BACKGROUND: It is not clear whether the COVID-19 pandemic and subsequent Society of Neurointerventional Surgery (SNIS) recommendations affected hospital stroke metrics .
METHODS: This retrospective cohort study compared stroke patients admitted to a comprehensive stroke center during the COVID-19 pandemic April 1 2020 to June 30 2020 (COVID-19) to patients admitted April 1 2019 to June 30 2019 . We examined stroke admission volume and acute stroke treatment use .
RESULTS: There were 637 stroke admissions, 52% in 2019 and 48% during COVID-19, with similar median admissions per day (4 vs 3, P=0.21). The proportion of admissions by stroke type was comparable (ischemic, P=0.69; hemorrhagic, P=0.39; transient ischemic stroke, P=0.10). Acute stroke treatment was similar in 2019 to COVID-19: tPA prior to arrival (18% vs , 18%, P=0.89), tPA treatment on arrival (6% vs 7%, P=0.85), and endovascular therapy (endovascular therapy (ET), 22% vs 25%, P=0.54). The door to needle time was also similar, P=0.12, however, the median time from arrival to groin puncture was significantly longer during COVID-19 (38 vs 43 min, P=0.002). A significantly higher proportion of patients receiving ET were intubated during COVID-19 due to SNIS guideline implementation (45% vs 96%, P <0.0001). There were no differences by study period in discharge mRS, P=0.84 or TICI score, P=0.26 .
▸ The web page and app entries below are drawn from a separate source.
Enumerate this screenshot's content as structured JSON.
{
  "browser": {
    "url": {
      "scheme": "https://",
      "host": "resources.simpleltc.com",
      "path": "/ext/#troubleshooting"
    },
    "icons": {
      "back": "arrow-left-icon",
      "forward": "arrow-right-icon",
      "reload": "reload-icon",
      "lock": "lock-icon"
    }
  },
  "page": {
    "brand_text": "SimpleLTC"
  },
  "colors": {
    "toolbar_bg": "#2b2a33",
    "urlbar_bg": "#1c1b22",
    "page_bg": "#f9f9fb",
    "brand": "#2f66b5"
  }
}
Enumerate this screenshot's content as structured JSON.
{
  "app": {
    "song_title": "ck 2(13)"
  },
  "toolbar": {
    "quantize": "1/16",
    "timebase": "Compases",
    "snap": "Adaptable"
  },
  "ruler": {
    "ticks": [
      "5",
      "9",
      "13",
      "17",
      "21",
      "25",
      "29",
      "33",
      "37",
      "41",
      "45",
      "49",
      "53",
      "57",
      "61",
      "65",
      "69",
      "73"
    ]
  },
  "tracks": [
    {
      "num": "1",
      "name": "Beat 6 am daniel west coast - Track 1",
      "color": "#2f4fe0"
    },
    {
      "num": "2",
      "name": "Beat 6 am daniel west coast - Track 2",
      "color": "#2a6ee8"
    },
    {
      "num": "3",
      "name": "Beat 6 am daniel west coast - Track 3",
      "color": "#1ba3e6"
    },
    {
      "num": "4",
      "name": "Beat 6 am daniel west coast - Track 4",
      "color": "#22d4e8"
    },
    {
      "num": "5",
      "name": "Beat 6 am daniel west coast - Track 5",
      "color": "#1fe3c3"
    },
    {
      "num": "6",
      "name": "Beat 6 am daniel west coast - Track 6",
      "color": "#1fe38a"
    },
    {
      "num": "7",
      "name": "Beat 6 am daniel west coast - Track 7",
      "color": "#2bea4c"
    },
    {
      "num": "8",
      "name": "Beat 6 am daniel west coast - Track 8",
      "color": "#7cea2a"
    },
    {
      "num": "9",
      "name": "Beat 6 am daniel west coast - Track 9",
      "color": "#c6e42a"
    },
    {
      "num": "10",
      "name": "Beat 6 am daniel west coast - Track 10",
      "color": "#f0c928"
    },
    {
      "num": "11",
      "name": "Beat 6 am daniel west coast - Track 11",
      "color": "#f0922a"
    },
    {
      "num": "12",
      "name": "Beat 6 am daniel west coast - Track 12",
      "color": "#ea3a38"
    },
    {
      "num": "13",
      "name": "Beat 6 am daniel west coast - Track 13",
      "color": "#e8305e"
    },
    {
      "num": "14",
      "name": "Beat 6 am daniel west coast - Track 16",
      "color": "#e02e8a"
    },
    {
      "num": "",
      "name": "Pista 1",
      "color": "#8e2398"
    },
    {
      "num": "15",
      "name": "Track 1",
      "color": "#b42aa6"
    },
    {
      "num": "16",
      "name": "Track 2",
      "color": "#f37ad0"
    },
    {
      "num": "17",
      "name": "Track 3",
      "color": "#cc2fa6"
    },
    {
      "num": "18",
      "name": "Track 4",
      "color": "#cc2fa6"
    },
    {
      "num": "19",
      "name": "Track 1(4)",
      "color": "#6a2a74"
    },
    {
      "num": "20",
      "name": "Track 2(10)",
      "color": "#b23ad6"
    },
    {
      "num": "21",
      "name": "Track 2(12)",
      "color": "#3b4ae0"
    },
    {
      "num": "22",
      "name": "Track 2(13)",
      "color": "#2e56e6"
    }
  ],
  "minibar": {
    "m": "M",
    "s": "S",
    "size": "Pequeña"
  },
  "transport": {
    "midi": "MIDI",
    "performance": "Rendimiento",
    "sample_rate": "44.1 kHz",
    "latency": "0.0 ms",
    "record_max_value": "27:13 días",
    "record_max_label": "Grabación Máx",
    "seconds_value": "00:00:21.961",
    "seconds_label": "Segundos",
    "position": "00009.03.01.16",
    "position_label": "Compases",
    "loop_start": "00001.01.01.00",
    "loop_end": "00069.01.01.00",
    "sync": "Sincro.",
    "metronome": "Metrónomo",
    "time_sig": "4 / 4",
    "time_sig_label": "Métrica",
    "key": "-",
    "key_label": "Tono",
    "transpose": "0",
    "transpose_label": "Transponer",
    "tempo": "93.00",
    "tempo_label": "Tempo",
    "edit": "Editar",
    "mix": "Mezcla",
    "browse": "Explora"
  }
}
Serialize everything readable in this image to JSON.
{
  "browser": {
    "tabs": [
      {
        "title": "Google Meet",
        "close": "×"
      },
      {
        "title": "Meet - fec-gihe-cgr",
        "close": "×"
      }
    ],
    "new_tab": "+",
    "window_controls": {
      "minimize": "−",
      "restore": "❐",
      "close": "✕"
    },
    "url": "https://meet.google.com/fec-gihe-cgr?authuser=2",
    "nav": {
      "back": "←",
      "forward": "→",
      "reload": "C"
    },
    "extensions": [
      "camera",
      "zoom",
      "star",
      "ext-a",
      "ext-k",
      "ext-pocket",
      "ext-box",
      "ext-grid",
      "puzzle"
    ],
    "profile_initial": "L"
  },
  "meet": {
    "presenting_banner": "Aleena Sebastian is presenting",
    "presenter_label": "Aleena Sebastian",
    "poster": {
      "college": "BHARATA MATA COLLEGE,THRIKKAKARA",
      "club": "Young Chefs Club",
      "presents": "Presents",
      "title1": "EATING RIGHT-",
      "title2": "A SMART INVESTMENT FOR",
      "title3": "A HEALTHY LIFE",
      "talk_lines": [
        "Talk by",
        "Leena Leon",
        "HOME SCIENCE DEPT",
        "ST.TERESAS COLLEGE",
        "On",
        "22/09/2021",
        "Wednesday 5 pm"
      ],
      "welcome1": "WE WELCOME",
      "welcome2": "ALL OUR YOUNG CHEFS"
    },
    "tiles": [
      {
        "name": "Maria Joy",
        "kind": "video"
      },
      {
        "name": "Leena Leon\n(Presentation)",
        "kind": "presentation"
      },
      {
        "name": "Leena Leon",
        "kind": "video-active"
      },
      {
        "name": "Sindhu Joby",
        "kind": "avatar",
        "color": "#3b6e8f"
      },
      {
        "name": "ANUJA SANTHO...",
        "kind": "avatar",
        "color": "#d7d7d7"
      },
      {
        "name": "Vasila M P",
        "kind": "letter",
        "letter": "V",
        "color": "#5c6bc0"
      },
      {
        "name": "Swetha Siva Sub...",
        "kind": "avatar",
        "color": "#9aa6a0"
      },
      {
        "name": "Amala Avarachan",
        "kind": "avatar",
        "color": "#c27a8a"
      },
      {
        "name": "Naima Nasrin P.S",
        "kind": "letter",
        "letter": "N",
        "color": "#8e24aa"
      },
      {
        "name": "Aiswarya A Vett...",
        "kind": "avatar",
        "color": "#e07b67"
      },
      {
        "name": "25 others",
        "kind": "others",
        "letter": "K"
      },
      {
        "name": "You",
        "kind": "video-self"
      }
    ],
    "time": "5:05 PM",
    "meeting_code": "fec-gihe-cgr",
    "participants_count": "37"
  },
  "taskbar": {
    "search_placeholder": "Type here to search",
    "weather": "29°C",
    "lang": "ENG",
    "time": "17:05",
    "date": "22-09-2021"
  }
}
CONCLUSIONS: The COVID-19 pandemic did not significantly affect stroke admission volume or acute stroke treatment utilization. Outcomes were not affected by implementing SNIS guidelines . Although there was a statistical increase in time to groin puncture for ET, it was not clinically meaningful . These results suggest hospitals managing patients efficiently can implement practices in response to COVID-19 without impacting outcomes.
Index: COVID-19, standards, stroke, thrombectomy